Working With Nature
Bison are ideally suited for the northern climate found in Canada. Their extra fur cover on the shoulders, plus the extra development of the front half of their body allows them to turn towards the wind and storms of winter. They are also able to push through the snow cover of the prairies with their large head and muscles to find the grass beneath for grazing. And, they require less food in the winter months because their metabolism slows. You won’t find a bison migrating south for the winter!
Ranchers and farmers who raise these animals are quite amazed at their ability to take care of themselves. They must be handled with every respect because they do no behave domestically. Bison are handled much less frequently than other livestock. They are not usually branded nor are they castrated. Bison are a herd animal and cannot be healthy or content without others, but there is still the need to establish who is leader!
Canadian commercial herds are monitored for disease at the time of slaughter by trained and equipped inspectors in federally and provincially inspected abattoirs. Calves are tagged with ear tags that stay with the animal its entire life. This identification number provides a very efficient trace back system for tracking animals from the farm of origin should there be a food safety concern.
What do Bison Eat?
Bison mainly forage on native or tame pasture grasses. Salt licks are provided for minerals. Most bison also eat a combination supplement of grains, hay or silage at specific times. A few farmers raise their animals with a total dependence on grass/pasture rations. Completely grass-fed bison have a yellow-white fat and a slightly different taste.
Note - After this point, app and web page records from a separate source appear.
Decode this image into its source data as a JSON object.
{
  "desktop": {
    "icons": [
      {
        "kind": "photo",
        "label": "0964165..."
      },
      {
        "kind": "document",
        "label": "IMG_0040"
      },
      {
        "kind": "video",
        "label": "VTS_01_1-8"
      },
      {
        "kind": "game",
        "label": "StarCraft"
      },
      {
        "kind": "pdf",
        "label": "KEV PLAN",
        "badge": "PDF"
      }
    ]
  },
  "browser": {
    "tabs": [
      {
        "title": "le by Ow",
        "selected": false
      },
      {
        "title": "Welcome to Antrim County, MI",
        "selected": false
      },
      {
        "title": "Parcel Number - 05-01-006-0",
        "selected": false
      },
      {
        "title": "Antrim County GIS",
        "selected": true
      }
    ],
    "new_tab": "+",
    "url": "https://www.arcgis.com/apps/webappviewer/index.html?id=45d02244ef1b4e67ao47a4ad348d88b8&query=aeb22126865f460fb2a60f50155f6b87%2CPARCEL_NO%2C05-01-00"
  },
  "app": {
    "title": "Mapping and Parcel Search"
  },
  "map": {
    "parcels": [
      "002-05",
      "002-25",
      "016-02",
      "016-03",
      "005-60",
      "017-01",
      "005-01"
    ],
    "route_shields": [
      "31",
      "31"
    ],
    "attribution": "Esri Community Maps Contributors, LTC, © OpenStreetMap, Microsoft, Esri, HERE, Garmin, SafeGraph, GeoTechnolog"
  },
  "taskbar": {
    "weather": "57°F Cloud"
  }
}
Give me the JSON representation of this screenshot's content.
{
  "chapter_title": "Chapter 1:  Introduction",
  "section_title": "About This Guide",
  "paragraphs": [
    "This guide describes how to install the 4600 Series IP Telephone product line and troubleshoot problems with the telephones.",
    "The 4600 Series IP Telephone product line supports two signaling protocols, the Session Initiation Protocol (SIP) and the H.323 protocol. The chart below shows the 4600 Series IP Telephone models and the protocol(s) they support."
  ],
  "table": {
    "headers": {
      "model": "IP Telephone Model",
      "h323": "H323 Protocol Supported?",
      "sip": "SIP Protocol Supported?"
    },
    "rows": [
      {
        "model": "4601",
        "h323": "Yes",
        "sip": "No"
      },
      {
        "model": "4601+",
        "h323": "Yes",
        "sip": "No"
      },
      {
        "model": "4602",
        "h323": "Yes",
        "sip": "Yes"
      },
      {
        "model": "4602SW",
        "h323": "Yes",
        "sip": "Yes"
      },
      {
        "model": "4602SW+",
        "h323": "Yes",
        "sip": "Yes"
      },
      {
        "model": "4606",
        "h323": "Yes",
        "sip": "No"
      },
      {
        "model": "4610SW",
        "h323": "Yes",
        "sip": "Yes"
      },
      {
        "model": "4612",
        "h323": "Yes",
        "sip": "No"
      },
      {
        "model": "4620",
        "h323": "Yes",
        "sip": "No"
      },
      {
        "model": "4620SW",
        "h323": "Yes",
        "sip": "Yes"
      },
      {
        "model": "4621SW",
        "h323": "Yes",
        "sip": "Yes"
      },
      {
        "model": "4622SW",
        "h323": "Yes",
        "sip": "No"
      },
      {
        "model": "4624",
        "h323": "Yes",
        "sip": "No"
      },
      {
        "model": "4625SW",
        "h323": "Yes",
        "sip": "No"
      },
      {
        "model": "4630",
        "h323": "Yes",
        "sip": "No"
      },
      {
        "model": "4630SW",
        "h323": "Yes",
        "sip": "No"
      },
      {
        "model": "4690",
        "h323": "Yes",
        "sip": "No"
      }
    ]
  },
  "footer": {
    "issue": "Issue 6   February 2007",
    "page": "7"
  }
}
Prior to breeding, the cows are often given a supplement to help improve fertility. Some U.S. and Canadian farmers, with less land for pasture, begin feeding young bison a supplement grain ration at weaning time and continue to feed grain rations until the meat animals go to market. Most Canadian farmers provide a grain supplement for 90 to 120 days before the meat bulls go to market. The grain makes the fat cover white and takes away any grassy overtone in taste.
The return of the bison to North America’s range and pasture lands means an important part of an ecosystem is back in place, restoring health and balance to the whole system.
Bison Livestock Practice
- NO Growth Stimulants
- NO Growth Hormones
- NO Antibiotics in Feeds
Bison are seldom sick. A producer may use an approved antibiotic to treat an animal. A few producers choose to buy organically grown grains to use in their feeding practices and do not use any artificial fertilizer on their land, thereby qualifying for organic farming certification. Experience has taught producers a great deal about the best management techniques and uniformly they respect and admire the bison for its healthy vigour and stamina.